The attendees were mostly male, like most conferences I attend, but there were a lot of people in formal business attire and it felt more like the commercial conferences I have attended than the grass-roots ones. For example the conference badges listed the companies that people belonged to and not their nicknames or IRC handles. I attended a number of community talks and I was surprised by how few members of the audience actually contributed to an Open Source project. The community talks were also not well attended, but then there were six tracks so it is possible that nothing other than the keynotes was well attended.
There was no swag bags for attendees, but I am rarely keen on those. The t-shirts that were given out were the usual ones designed for men, though there had been an option for women’s t-shirts when signing up, and I was confused by the size. Usually men’s t-shirts in Asia fit me better than US ones but it turned out that these t-shirts are US sizes.

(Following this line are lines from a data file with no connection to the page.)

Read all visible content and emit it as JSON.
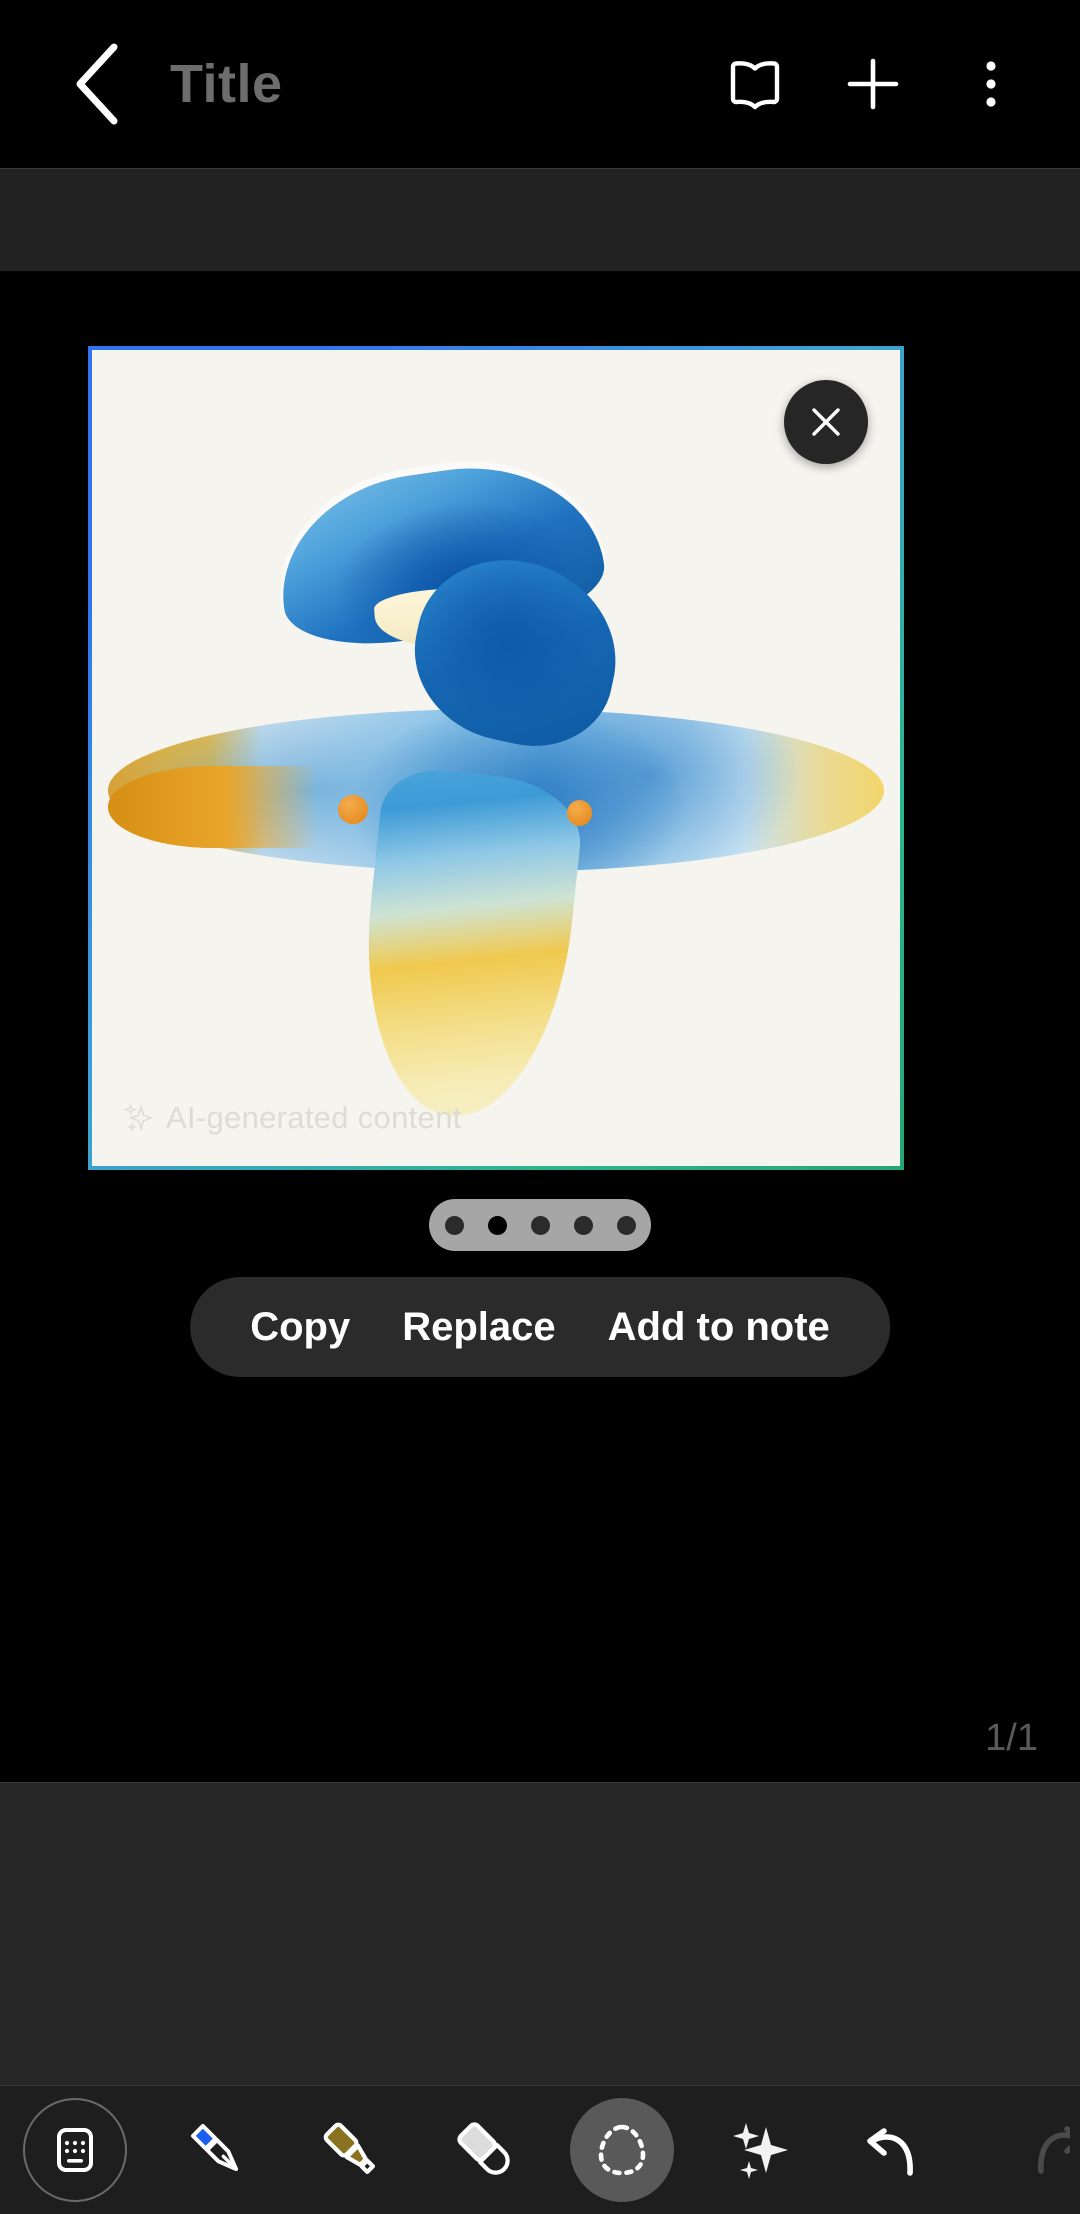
{
  "app": {
    "title": "Title",
    "theme": "dark"
  },
  "appbar": {
    "back_label": "Back",
    "title": "Title",
    "actions": [
      {
        "name": "reading-mode",
        "icon": "book-icon",
        "label": "Reading mode"
      },
      {
        "name": "insert",
        "icon": "plus-icon",
        "label": "Insert"
      },
      {
        "name": "more-options",
        "icon": "kebab-menu-icon",
        "label": "More options"
      }
    ]
  },
  "canvas": {
    "page_counter": "1/1",
    "image_card": {
      "watermark": "AI-generated content",
      "watermark_icon": "sparkle-icon",
      "close_label": "Close",
      "border_gradient_from": "#2f74ef",
      "border_gradient_to": "#25a577",
      "paper_color": "#f6f4ef",
      "artwork": {
        "style": "watercolor-abstract",
        "subject": "abstract bird-fish form",
        "palette": [
          "#e9a227",
          "#f2d66a",
          "#8fc6e8",
          "#1f72c0",
          "#0f5ba4",
          "#fdf6d9"
        ]
      }
    },
    "pagination": {
      "total_dots": 5,
      "active_index": 1
    },
    "actions": [
      {
        "name": "copy",
        "label": "Copy"
      },
      {
        "name": "replace",
        "label": "Replace"
      },
      {
        "name": "add-to-note",
        "label": "Add to note"
      }
    ]
  },
  "toolbar": {
    "items": [
      {
        "name": "keyboard",
        "icon": "keyboard-icon",
        "label": "Keyboard",
        "state": "outlined"
      },
      {
        "name": "pen",
        "icon": "pen-icon",
        "label": "Pen",
        "color": "#1b5ff0",
        "state": "normal"
      },
      {
        "name": "highlighter",
        "icon": "highlighter-icon",
        "label": "Highlighter",
        "color": "#8a7320",
        "state": "normal"
      },
      {
        "name": "eraser",
        "icon": "eraser-icon",
        "label": "Eraser",
        "color": "#dcdcdc",
        "state": "normal"
      },
      {
        "name": "lasso-select",
        "icon": "lasso-select-icon",
        "label": "Selection",
        "state": "selected"
      },
      {
        "name": "ai-assist",
        "icon": "sparkle-icon",
        "label": "AI assist",
        "state": "normal"
      },
      {
        "name": "undo",
        "icon": "undo-arrow-icon",
        "label": "Undo",
        "state": "normal"
      },
      {
        "name": "redo",
        "icon": "redo-arrow-icon",
        "label": "Redo",
        "state": "partial"
      }
    ]
  }
}
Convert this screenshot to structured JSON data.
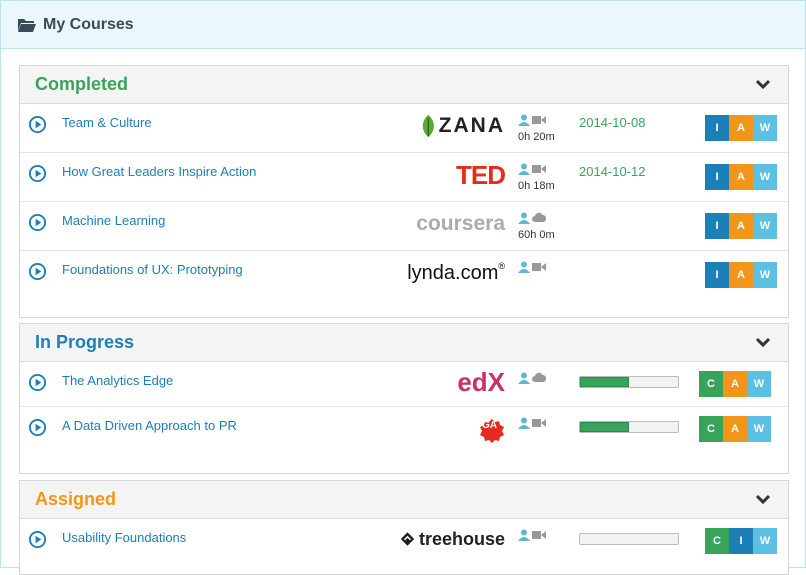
{
  "panel": {
    "title": "My Courses"
  },
  "colors": {
    "completed": "#3aa35b",
    "in_progress": "#1d7fb8",
    "assigned": "#f2961b",
    "link": "#1c7fb6"
  },
  "sections": {
    "completed": {
      "title": "Completed",
      "rows": [
        {
          "name": "Team & Culture",
          "provider": "ZANA",
          "media": [
            "person-icon",
            "video-icon"
          ],
          "duration": "0h 20m",
          "date": "2014-10-08",
          "badges": [
            "I",
            "A",
            "W"
          ]
        },
        {
          "name": "How Great Leaders Inspire Action",
          "provider": "TED",
          "media": [
            "person-icon",
            "video-icon"
          ],
          "duration": "0h 18m",
          "date": "2014-10-12",
          "badges": [
            "I",
            "A",
            "W"
          ]
        },
        {
          "name": "Machine Learning",
          "provider": "coursera",
          "media": [
            "person-icon",
            "cloud-icon"
          ],
          "duration": "60h 0m",
          "date": "",
          "badges": [
            "I",
            "A",
            "W"
          ]
        },
        {
          "name": "Foundations of UX: Prototyping",
          "provider": "lynda.com",
          "provider_mark": "®",
          "media": [
            "person-icon",
            "video-icon"
          ],
          "duration": "",
          "date": "",
          "badges": [
            "I",
            "A",
            "W"
          ]
        }
      ]
    },
    "in_progress": {
      "title": "In Progress",
      "rows": [
        {
          "name": "The Analytics Edge",
          "provider": "edX",
          "media": [
            "person-icon",
            "cloud-icon"
          ],
          "progress": 0.5,
          "badges": [
            "C",
            "A",
            "W"
          ]
        },
        {
          "name": "A Data Driven Approach to PR",
          "provider": "GA",
          "media": [
            "person-icon",
            "video-icon"
          ],
          "progress": 0.5,
          "badges": [
            "C",
            "A",
            "W"
          ]
        }
      ]
    },
    "assigned": {
      "title": "Assigned",
      "rows": [
        {
          "name": "Usability Foundations",
          "provider": "treehouse",
          "media": [
            "person-icon",
            "video-icon"
          ],
          "progress": 0,
          "badges": [
            "C",
            "I",
            "W"
          ]
        }
      ]
    }
  }
}
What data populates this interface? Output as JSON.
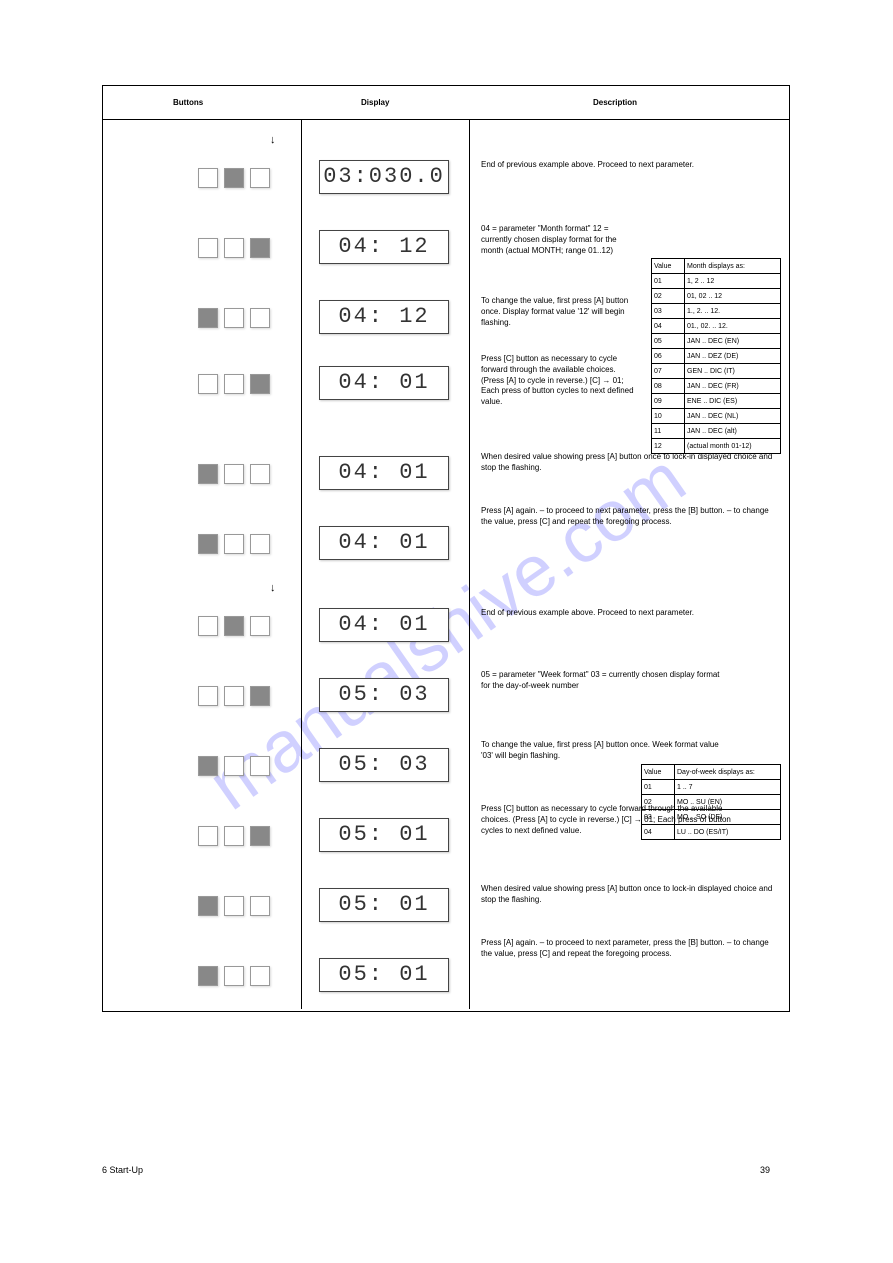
{
  "watermark": "manualshive.com",
  "headers": {
    "c1": "Buttons",
    "c2": "Display",
    "c3": "Description"
  },
  "arrows": {
    "a1": "↓",
    "a2": "↓"
  },
  "block1": {
    "r1": {
      "disp": "03:030.0",
      "d": "End of previous example above. Proceed to next parameter."
    },
    "r2": {
      "disp": "04:   12",
      "d": "04 = parameter \"Month format\" 12 = currently chosen display format for the month (actual MONTH; range 01..12)"
    },
    "r3": {
      "disp": "04:   12",
      "d": "To change the value, first press [A] button once. Display format value '12' will begin flashing."
    },
    "r4": {
      "disp": "04:   01",
      "d": "Press [C] button as necessary to cycle forward through the available choices. (Press [A] to cycle in reverse.) [C] → 01; Each press of button cycles to next defined value."
    },
    "r5": {
      "disp": "04:   01",
      "d": "When desired value showing press [A] button once to lock-in displayed choice and stop the flashing."
    },
    "r6": {
      "disp": "04:   01",
      "d": "Press [A] again. – to proceed to next parameter, press the [B] button. – to change the value, press [C] and repeat the foregoing process."
    }
  },
  "block2": {
    "r1": {
      "disp": "04:   01",
      "d": "End of previous example above. Proceed to next parameter."
    },
    "r2": {
      "disp": "05:   03",
      "d": "05 = parameter \"Week format\" 03 = currently chosen display format for the day-of-week number"
    },
    "r3": {
      "disp": "05:   03",
      "d": "To change the value, first press [A] button once. Week format value '03' will begin flashing."
    },
    "r4": {
      "disp": "05:   01",
      "d": "Press [C] button as necessary to cycle forward through the available choices. (Press [A] to cycle in reverse.) [C] → 01; Each press of button cycles to next defined value."
    },
    "r5": {
      "disp": "05:   01",
      "d": "When desired value showing press [A] button once to lock-in displayed choice and stop the flashing."
    },
    "r6": {
      "disp": "05:   01",
      "d": "Press [A] again. – to proceed to next parameter, press the [B] button. – to change the value, press [C] and repeat the foregoing process."
    }
  },
  "tbl1": {
    "h1": "Value",
    "h2": "Month displays as:",
    "rows": [
      [
        "01",
        "1, 2 .. 12"
      ],
      [
        "02",
        "01, 02 .. 12"
      ],
      [
        "03",
        "1., 2. .. 12."
      ],
      [
        "04",
        "01., 02. .. 12."
      ],
      [
        "05",
        "JAN .. DEC (EN)"
      ],
      [
        "06",
        "JAN .. DEZ (DE)"
      ],
      [
        "07",
        "GEN .. DIC (IT)"
      ],
      [
        "08",
        "JAN .. DEC (FR)"
      ],
      [
        "09",
        "ENE .. DIC (ES)"
      ],
      [
        "10",
        "JAN .. DEC (NL)"
      ],
      [
        "11",
        "JAN .. DEC (alt)"
      ],
      [
        "12",
        "(actual month 01-12)"
      ]
    ]
  },
  "tbl2": {
    "h1": "Value",
    "h2": "Day-of-week displays as:",
    "rows": [
      [
        "01",
        "1 .. 7"
      ],
      [
        "02",
        "MO .. SU (EN)"
      ],
      [
        "03",
        "MO .. SO (DE)"
      ],
      [
        "04",
        "LU .. DO (ES/IT)"
      ]
    ]
  },
  "foot": {
    "sec": "6  Start-Up",
    "page": "39"
  }
}
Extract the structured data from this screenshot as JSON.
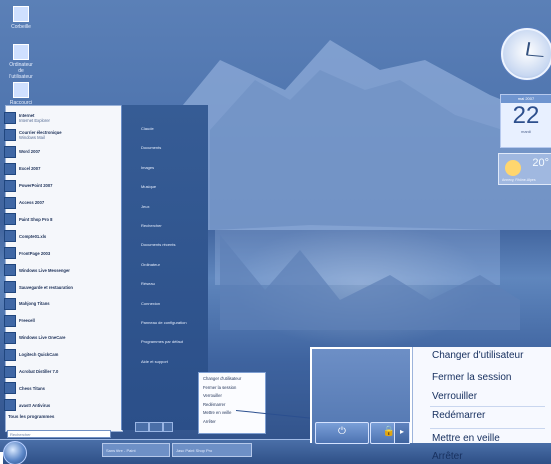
{
  "desktop": {
    "icons": [
      {
        "name": "Corbeille"
      },
      {
        "name": "Ordinateur de l'utilisateur"
      },
      {
        "name": "Raccourci"
      }
    ]
  },
  "start_menu": {
    "left_items": [
      {
        "label": "Internet",
        "sub": "Internet Explorer"
      },
      {
        "label": "Courrier électronique",
        "sub": "Windows Mail"
      },
      {
        "label": "Word 2007"
      },
      {
        "label": "Excel 2007"
      },
      {
        "label": "PowerPoint 2007"
      },
      {
        "label": "Access 2007"
      },
      {
        "label": "Paint Shop Pro 8"
      },
      {
        "label": "Compte01.xls"
      },
      {
        "label": "FrontPage 2003"
      },
      {
        "label": "Windows Live Messenger"
      },
      {
        "label": "Sauvegarde et restauration"
      },
      {
        "label": "Mahjong Titans"
      },
      {
        "label": "Freecell"
      },
      {
        "label": "Windows Live OneCare"
      },
      {
        "label": "Logitech QuickCam"
      },
      {
        "label": "Acrobat Distiller 7.0"
      },
      {
        "label": "Chess Titans"
      },
      {
        "label": "avast! Antivirus"
      }
    ],
    "all_programs": "Tous les programmes",
    "search_placeholder": "Rechercher",
    "right_items": [
      "Claude",
      "Documents",
      "Images",
      "Musique",
      "Jeux",
      "Rechercher",
      "Documents récents",
      "Ordinateur",
      "Réseau",
      "Connexion",
      "Panneau de configuration",
      "Programmes par défaut",
      "Aide et support"
    ],
    "submenu_small": [
      "Changer d'utilisateur",
      "Fermer la session",
      "Verrouiller",
      "Redémarrer",
      "Mettre en veille",
      "Arrêter"
    ]
  },
  "gadgets": {
    "calendar": {
      "month": "mai 2007",
      "day": "22",
      "weekday": "mardi"
    },
    "weather": {
      "temp": "20°",
      "city": "Annecy, Rhône-Alpes"
    }
  },
  "taskbar": {
    "buttons": [
      "Sans titre - Paint",
      "Jasc Paint Shop Pro"
    ]
  },
  "zoom_menu": {
    "items": [
      "Changer d'utilisateur",
      "Fermer la session",
      "Verrouiller",
      "Redémarrer",
      "Mettre en veille",
      "Arrêter"
    ]
  },
  "colors": {
    "accent": "#2b4f8f",
    "menu_bg": "#f7f9ff",
    "desktop_blue": "#4e74ae"
  }
}
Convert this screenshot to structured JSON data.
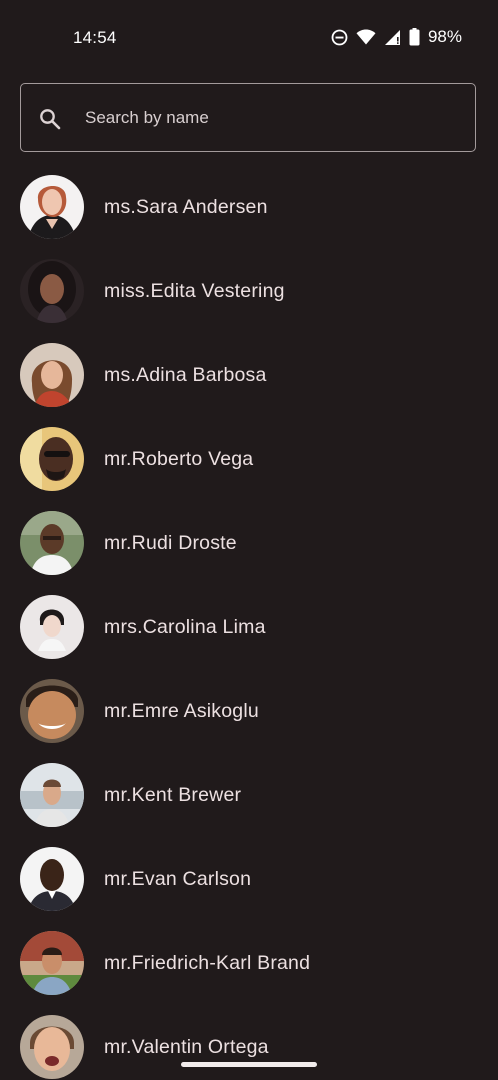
{
  "status_bar": {
    "time": "14:54",
    "battery_percent": "98%",
    "icons": [
      "do-not-disturb-icon",
      "wifi-icon",
      "signal-icon",
      "battery-icon"
    ]
  },
  "search": {
    "placeholder": "Search by name",
    "value": ""
  },
  "contacts": [
    {
      "name": "ms.Sara Andersen",
      "avatar": "avatar-photo"
    },
    {
      "name": "miss.Edita Vestering",
      "avatar": "avatar-photo"
    },
    {
      "name": "ms.Adina Barbosa",
      "avatar": "avatar-photo"
    },
    {
      "name": "mr.Roberto Vega",
      "avatar": "avatar-photo"
    },
    {
      "name": "mr.Rudi Droste",
      "avatar": "avatar-photo"
    },
    {
      "name": "mrs.Carolina Lima",
      "avatar": "avatar-photo"
    },
    {
      "name": "mr.Emre Asikoglu",
      "avatar": "avatar-photo"
    },
    {
      "name": "mr.Kent Brewer",
      "avatar": "avatar-photo"
    },
    {
      "name": "mr.Evan Carlson",
      "avatar": "avatar-photo"
    },
    {
      "name": "mr.Friedrich-Karl Brand",
      "avatar": "avatar-photo"
    },
    {
      "name": "mr.Valentin Ortega",
      "avatar": "avatar-photo"
    }
  ],
  "colors": {
    "background": "#201a1b",
    "text": "#ece0e1",
    "outline": "#a39a9b"
  }
}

It did come in handy as a blanket during the opening keynotes as the air conditioning made the room much too cold and made me wish that I had thought to wear a jacket.
The conference was mainly in English and I was expecting it to be either bilingual or mostly in Japanese. I had attempted to translate my slides into Japanese, so these could be in Japanese and English, but I didn’t see any other slides like that. The Japanese speakers I saw were speaking in English and every question I heard asked was also in English. The keynotes did have simultaneous translation though, which I thought was a good thing. I’m still confused by the lack of Japanese at the conference as the majority of the attendees were local.
I found it hard attending a conference where I knew so few people. Marty was there with some people from his work, but apart from that there was only one other person that I knew. I don’t like large groups of people so found it really hard to speak to anyone. I did speak to a number of the speakers after their talks, but apart from that I didn’t speak to many people. I didn’t attend any of the evening events. I didn’t want to attend the speakers and sponsors event on my own and by the end of the conference I was too drained to attend the main evening event for all attendees.
I am glad that I went, as I did get to learn some interesting things about community and Japanese culture, and I got to meet some other people who are involved in community leadership.